The top issues for Republican Primary voters include the economy (36%), immigration (20%), housing affordability (12%), and threats to democracy (12%). For Democratic Primary voters, top issues include housing affordability (24%), threats to democracy (19%), the economy (16%), and abortion access (14%). 

Republican voters who find the economy to be the top issue facing their state break for Trump over Haley 57% to 31%, and immigration 77% to 10%. Those concerned about housing break for Haley 53% to 37%, along with threats to democracy, 67% to 20%.” Kimball noted, “A problem for Haley is that she is not the preferred candidate among voters concerned about top Republican issues of the economy and immigration, while Trump is heavily favored among voters concerned about these issues. While Haley has majority support among voters concerned about housing and democracy, they make up a lesser share of the electorate.”


The Emerson College Polling / WHDH New Hampshire survey was conducted January 18-20, 2024. The sample of New Hampshire likely presidential primary voters, n=1,140, has a credibility interval, similar to a poll’s margin of error (MOE), of +/- 2.8 percentage points. The Republican primary has a sample of n=673, with a credibility interval of +/- 3.7%. The Democratic primary has a sample size of n=467, with a credibility interval of +/- 4.5%. 

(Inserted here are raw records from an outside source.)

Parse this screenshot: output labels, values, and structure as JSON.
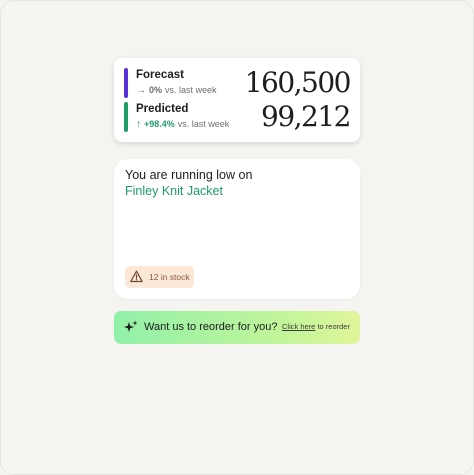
{
  "metrics": [
    {
      "label": "Forecast",
      "change_arrow": "→",
      "change_pct": "0%",
      "change_suffix": "vs. last week",
      "value": "160,500",
      "accent_color": "#5b2fd6",
      "change_color": "#6f6f6f"
    },
    {
      "label": "Predicted",
      "change_arrow": "↑",
      "change_pct": "+98.4%",
      "change_suffix": "vs. last week",
      "value": "99,212",
      "accent_color": "#1f9d67",
      "change_color": "#1f9d67"
    }
  ],
  "low_stock": {
    "title": "You are running low on",
    "product": "Finley Knit Jacket",
    "badge_icon": "warning-triangle-icon",
    "badge_text": "12 in stock",
    "product_color": "#1f9d67",
    "badge_bg": "#fbe8d6"
  },
  "reorder": {
    "icon": "sparkle-icon",
    "question": "Want us to reorder for you?",
    "link_text": "Click here",
    "link_suffix": "to reorder"
  }
}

Data sets were weighted by gender, education, race, age, and region based on 2024 registration modeling. Turnout modeling is based on U.S. Census parameters and New Hampshire voter registration and exit poll data. Data was collected by contacting an Interactive Voice Response (IVR) system of landlines, MMS-to-web, and a voter list of emails provided by Aristotle, an online panel of voters provided by Alchemer and a panel provided by the U.S. Panel Project.

It is important to remember that subsets based on demographics, such as gender, age, education, and race/ethnicity, carry with them higher credibility intervals, as the sample size is reduced. Survey results should be understood within the poll’s range of scores, and with a confidence interval of 95% a poll will fall outside the range of scores 1 in 20 times.

All questions asked in this survey with exact wording, along with full results, demographics, and cross tabulations can be found under “Full Results.” WHDH sponsored this survey.